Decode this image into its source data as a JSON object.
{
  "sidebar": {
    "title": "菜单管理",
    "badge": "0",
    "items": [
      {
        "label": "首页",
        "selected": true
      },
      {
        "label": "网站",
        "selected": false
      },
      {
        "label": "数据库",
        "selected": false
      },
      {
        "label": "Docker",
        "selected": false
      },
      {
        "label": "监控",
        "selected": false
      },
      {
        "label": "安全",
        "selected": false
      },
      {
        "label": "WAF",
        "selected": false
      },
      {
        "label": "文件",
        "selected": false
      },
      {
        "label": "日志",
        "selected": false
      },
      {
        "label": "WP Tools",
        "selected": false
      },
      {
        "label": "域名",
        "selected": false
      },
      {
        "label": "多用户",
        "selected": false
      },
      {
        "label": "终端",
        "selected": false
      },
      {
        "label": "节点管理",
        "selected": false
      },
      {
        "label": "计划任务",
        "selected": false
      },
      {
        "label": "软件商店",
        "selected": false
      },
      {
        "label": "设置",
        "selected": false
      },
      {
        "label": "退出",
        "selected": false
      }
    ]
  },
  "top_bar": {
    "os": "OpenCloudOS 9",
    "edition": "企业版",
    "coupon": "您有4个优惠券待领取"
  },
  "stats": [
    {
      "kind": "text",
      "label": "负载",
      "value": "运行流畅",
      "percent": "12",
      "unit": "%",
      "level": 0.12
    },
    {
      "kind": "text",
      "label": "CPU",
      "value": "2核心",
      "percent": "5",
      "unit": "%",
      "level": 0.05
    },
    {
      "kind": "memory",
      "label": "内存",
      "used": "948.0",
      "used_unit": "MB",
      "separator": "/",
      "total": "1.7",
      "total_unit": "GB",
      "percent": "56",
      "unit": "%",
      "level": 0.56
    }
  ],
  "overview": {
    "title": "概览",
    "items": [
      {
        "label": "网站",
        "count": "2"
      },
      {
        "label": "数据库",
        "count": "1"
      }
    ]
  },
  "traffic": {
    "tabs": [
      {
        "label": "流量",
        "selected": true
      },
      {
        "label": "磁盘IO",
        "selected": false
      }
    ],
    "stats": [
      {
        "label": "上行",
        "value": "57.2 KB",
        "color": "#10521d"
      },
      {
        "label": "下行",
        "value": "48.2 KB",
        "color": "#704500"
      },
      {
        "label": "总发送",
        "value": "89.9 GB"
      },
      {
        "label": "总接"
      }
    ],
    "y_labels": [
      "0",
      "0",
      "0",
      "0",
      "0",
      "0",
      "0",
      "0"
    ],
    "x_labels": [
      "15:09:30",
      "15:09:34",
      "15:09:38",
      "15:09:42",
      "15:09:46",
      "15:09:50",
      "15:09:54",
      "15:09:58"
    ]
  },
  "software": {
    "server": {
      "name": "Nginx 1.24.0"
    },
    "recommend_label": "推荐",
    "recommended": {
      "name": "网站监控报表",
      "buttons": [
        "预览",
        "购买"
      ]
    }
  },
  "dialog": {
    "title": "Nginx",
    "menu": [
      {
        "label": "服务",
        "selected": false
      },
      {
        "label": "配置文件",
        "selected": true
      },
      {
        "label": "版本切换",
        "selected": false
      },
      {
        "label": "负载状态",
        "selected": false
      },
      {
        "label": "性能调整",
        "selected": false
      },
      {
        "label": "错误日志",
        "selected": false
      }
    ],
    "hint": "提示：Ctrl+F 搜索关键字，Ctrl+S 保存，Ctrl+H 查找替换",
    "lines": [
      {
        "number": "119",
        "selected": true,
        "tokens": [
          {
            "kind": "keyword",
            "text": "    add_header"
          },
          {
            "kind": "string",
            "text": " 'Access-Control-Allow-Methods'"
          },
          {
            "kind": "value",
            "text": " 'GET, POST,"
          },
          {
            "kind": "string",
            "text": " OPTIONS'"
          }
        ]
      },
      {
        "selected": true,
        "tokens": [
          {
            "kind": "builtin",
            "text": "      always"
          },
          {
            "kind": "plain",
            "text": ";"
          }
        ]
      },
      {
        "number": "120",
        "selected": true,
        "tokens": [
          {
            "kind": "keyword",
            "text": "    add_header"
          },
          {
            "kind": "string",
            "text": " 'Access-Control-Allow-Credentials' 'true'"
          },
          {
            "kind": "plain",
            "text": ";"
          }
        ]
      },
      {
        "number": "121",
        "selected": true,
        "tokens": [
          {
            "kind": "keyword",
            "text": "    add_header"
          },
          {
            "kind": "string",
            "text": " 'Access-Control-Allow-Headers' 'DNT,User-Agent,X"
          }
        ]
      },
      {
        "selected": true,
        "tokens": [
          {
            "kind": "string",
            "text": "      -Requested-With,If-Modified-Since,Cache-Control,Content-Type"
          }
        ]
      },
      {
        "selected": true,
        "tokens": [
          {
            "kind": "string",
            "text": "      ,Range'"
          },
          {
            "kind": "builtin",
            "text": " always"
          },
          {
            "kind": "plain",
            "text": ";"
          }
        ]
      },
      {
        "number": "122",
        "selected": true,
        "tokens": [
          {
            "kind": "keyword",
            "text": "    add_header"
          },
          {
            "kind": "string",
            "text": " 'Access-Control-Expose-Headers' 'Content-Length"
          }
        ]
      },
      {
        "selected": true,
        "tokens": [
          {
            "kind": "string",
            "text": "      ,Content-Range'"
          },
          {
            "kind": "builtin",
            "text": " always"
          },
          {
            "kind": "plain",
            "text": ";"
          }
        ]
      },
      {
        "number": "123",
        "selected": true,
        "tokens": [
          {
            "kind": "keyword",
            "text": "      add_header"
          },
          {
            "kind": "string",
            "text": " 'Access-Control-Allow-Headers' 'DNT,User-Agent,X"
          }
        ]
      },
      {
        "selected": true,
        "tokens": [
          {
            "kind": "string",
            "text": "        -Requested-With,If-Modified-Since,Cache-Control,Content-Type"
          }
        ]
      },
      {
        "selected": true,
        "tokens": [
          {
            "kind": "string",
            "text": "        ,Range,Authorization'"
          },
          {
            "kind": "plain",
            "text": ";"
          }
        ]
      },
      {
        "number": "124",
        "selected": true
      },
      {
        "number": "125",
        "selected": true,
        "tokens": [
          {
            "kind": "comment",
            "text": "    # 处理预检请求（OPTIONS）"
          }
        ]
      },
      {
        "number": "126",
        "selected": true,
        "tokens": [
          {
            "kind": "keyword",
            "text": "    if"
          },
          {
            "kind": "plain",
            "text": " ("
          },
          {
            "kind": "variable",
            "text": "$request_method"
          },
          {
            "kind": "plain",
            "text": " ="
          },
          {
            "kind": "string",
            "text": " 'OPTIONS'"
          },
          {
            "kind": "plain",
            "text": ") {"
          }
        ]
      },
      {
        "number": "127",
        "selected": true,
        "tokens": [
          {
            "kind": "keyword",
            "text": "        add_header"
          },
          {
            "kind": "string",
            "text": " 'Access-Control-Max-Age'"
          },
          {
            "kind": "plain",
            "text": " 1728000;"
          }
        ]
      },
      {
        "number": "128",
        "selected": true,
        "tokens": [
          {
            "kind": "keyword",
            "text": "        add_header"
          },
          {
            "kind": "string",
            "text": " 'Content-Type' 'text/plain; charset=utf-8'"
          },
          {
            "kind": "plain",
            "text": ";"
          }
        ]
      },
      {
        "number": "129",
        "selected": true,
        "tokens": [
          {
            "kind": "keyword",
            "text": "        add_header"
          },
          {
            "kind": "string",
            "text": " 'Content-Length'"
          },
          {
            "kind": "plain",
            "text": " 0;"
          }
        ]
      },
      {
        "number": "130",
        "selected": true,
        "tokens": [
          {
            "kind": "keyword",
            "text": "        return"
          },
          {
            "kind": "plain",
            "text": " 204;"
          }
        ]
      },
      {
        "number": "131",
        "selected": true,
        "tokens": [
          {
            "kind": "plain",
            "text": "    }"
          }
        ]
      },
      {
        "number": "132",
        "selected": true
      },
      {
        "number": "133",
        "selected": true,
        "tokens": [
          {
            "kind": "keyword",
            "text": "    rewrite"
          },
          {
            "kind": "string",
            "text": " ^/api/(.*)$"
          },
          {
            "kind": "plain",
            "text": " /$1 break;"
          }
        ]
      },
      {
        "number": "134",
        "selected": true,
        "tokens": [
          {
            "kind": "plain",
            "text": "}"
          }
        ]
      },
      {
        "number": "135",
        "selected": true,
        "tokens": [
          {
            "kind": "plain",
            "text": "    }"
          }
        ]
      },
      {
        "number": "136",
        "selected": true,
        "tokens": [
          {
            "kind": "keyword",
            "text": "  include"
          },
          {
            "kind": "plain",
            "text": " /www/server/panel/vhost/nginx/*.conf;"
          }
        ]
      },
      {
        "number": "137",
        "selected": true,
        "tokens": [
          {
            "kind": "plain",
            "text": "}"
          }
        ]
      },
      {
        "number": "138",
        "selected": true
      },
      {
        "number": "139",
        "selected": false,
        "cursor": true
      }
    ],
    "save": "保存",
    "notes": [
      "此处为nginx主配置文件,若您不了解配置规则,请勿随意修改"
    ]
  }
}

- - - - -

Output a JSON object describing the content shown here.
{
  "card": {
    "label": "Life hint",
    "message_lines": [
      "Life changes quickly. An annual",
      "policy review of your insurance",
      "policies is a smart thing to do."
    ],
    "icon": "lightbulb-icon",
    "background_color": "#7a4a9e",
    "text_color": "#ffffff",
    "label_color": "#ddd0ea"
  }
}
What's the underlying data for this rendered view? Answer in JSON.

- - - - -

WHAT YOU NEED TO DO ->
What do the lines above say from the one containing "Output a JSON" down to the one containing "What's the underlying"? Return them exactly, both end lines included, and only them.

SOLUTION TO THIS EXERCISE ->
Output a JSON object describing the content shown here.
{
  "card": {
    "label": "Life hint",
    "message_lines": [
      "Life changes quickly. An annual",
      "policy review of your insurance",
      "policies is a smart thing to do."
    ],
    "icon": "lightbulb-icon",
    "background_color": "#7a4a9e",
    "text_color": "#ffffff",
    "label_color": "#ddd0ea"
  }
}
What's the underlying data for this rendered view? Answer in JSON.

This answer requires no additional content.